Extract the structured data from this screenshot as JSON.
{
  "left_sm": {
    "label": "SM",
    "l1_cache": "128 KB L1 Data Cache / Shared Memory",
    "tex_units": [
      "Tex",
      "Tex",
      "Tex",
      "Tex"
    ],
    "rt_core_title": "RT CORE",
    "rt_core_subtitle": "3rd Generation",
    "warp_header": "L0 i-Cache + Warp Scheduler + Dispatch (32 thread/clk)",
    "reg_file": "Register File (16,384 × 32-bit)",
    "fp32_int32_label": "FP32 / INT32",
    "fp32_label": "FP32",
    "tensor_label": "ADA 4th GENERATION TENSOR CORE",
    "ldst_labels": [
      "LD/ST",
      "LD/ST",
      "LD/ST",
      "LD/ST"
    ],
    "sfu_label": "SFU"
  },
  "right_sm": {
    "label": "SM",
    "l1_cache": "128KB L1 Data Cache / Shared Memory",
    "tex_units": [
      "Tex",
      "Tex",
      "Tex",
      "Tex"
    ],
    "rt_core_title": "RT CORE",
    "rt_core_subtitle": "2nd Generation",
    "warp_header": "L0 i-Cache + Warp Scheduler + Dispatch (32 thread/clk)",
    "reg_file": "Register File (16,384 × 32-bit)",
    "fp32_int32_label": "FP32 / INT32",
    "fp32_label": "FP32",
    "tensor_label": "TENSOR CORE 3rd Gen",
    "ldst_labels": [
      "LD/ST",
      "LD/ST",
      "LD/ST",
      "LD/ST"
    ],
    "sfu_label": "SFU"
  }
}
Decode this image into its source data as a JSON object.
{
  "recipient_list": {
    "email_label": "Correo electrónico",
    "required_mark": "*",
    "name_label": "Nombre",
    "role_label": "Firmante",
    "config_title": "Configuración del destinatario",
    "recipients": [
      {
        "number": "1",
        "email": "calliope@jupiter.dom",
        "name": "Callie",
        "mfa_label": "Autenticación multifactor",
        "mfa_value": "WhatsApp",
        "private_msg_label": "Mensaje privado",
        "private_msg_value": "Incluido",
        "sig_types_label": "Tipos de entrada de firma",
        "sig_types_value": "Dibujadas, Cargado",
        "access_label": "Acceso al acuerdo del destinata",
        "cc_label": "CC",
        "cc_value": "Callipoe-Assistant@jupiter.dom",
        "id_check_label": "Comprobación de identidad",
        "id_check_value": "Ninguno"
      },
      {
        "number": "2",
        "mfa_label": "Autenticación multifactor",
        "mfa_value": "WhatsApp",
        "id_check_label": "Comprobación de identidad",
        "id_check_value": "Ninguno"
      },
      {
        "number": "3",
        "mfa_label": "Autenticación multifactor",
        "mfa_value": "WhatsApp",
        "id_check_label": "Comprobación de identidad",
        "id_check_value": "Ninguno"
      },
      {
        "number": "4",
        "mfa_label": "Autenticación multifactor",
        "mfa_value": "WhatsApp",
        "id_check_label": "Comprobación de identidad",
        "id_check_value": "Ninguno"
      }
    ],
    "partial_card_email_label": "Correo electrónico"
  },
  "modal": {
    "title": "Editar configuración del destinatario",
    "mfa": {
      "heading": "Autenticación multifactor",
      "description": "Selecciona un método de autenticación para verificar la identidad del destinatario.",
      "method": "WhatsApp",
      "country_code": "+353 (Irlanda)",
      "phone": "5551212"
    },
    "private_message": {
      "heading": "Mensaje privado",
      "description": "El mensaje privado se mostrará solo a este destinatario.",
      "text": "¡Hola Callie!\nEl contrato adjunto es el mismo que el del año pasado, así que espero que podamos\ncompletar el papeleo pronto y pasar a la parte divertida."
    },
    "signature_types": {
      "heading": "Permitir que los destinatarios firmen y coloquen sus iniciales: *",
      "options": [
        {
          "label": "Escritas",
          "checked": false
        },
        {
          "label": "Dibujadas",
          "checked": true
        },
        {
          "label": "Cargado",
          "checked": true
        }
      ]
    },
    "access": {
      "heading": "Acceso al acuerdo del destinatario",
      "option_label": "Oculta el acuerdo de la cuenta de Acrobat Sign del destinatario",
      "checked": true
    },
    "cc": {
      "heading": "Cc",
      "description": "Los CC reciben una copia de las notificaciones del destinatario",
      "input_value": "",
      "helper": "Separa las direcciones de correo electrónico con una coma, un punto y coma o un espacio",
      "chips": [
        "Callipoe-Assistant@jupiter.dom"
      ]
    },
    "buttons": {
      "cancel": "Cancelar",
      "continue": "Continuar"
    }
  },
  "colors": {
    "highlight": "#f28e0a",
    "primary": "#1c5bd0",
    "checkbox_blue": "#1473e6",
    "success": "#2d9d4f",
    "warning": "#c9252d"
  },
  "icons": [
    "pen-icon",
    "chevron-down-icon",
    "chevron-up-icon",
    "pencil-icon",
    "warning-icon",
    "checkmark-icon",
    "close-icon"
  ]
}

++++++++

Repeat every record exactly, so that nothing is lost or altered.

▸ **Task result**
Extract the structured data from this screenshot as JSON.
{
  "left_sm": {
    "label": "SM",
    "l1_cache": "128 KB L1 Data Cache / Shared Memory",
    "tex_units": [
      "Tex",
      "Tex",
      "Tex",
      "Tex"
    ],
    "rt_core_title": "RT CORE",
    "rt_core_subtitle": "3rd Generation",
    "warp_header": "L0 i-Cache + Warp Scheduler + Dispatch (32 thread/clk)",
    "reg_file": "Register File (16,384 × 32-bit)",
    "fp32_int32_label": "FP32 / INT32",
    "fp32_label": "FP32",
    "tensor_label": "ADA 4th GENERATION TENSOR CORE",
    "ldst_labels": [
      "LD/ST",
      "LD/ST",
      "LD/ST",
      "LD/ST"
    ],
    "sfu_label": "SFU"
  },
  "right_sm": {
    "label": "SM",
    "l1_cache": "128KB L1 Data Cache / Shared Memory",
    "tex_units": [
      "Tex",
      "Tex",
      "Tex",
      "Tex"
    ],
    "rt_core_title": "RT CORE",
    "rt_core_subtitle": "2nd Generation",
    "warp_header": "L0 i-Cache + Warp Scheduler + Dispatch (32 thread/clk)",
    "reg_file": "Register File (16,384 × 32-bit)",
    "fp32_int32_label": "FP32 / INT32",
    "fp32_label": "FP32",
    "tensor_label": "TENSOR CORE 3rd Gen",
    "ldst_labels": [
      "LD/ST",
      "LD/ST",
      "LD/ST",
      "LD/ST"
    ],
    "sfu_label": "SFU"
  }
}
Decode this image into its source data as a JSON object.
{
  "recipient_list": {
    "email_label": "Correo electrónico",
    "required_mark": "*",
    "name_label": "Nombre",
    "role_label": "Firmante",
    "config_title": "Configuración del destinatario",
    "recipients": [
      {
        "number": "1",
        "email": "calliope@jupiter.dom",
        "name": "Callie",
        "mfa_label": "Autenticación multifactor",
        "mfa_value": "WhatsApp",
        "private_msg_label": "Mensaje privado",
        "private_msg_value": "Incluido",
        "sig_types_label": "Tipos de entrada de firma",
        "sig_types_value": "Dibujadas, Cargado",
        "access_label": "Acceso al acuerdo del destinata",
        "cc_label": "CC",
        "cc_value": "Callipoe-Assistant@jupiter.dom",
        "id_check_label": "Comprobación de identidad",
        "id_check_value": "Ninguno"
      },
      {
        "number": "2",
        "mfa_label": "Autenticación multifactor",
        "mfa_value": "WhatsApp",
        "id_check_label": "Comprobación de identidad",
        "id_check_value": "Ninguno"
      },
      {
        "number": "3",
        "mfa_label": "Autenticación multifactor",
        "mfa_value": "WhatsApp",
        "id_check_label": "Comprobación de identidad",
        "id_check_value": "Ninguno"
      },
      {
        "number": "4",
        "mfa_label": "Autenticación multifactor",
        "mfa_value": "WhatsApp",
        "id_check_label": "Comprobación de identidad",
        "id_check_value": "Ninguno"
      }
    ],
    "partial_card_email_label": "Correo electrónico"
  },
  "modal": {
    "title": "Editar configuración del destinatario",
    "mfa": {
      "heading": "Autenticación multifactor",
      "description": "Selecciona un método de autenticación para verificar la identidad del destinatario.",
      "method": "WhatsApp",
      "country_code": "+353 (Irlanda)",
      "phone": "5551212"
    },
    "private_message": {
      "heading": "Mensaje privado",
      "description": "El mensaje privado se mostrará solo a este destinatario.",
      "text": "¡Hola Callie!\nEl contrato adjunto es el mismo que el del año pasado, así que espero que podamos\ncompletar el papeleo pronto y pasar a la parte divertida."
    },
    "signature_types": {
      "heading": "Permitir que los destinatarios firmen y coloquen sus iniciales: *",
      "options": [
        {
          "label": "Escritas",
          "checked": false
        },
        {
          "label": "Dibujadas",
          "checked": true
        },
        {
          "label": "Cargado",
          "checked": true
        }
      ]
    },
    "access": {
      "heading": "Acceso al acuerdo del destinatario",
      "option_label": "Oculta el acuerdo de la cuenta de Acrobat Sign del destinatario",
      "checked": true
    },
    "cc": {
      "heading": "Cc",
      "description": "Los CC reciben una copia de las notificaciones del destinatario",
      "input_value": "",
      "helper": "Separa las direcciones de correo electrónico con una coma, un punto y coma o un espacio",
      "chips": [
        "Callipoe-Assistant@jupiter.dom"
      ]
    },
    "buttons": {
      "cancel": "Cancelar",
      "continue": "Continuar"
    }
  },
  "colors": {
    "highlight": "#f28e0a",
    "primary": "#1c5bd0",
    "checkbox_blue": "#1473e6",
    "success": "#2d9d4f",
    "warning": "#c9252d"
  },
  "icons": [
    "pen-icon",
    "chevron-down-icon",
    "chevron-up-icon",
    "pencil-icon",
    "warning-icon",
    "checkmark-icon",
    "close-icon"
  ]
}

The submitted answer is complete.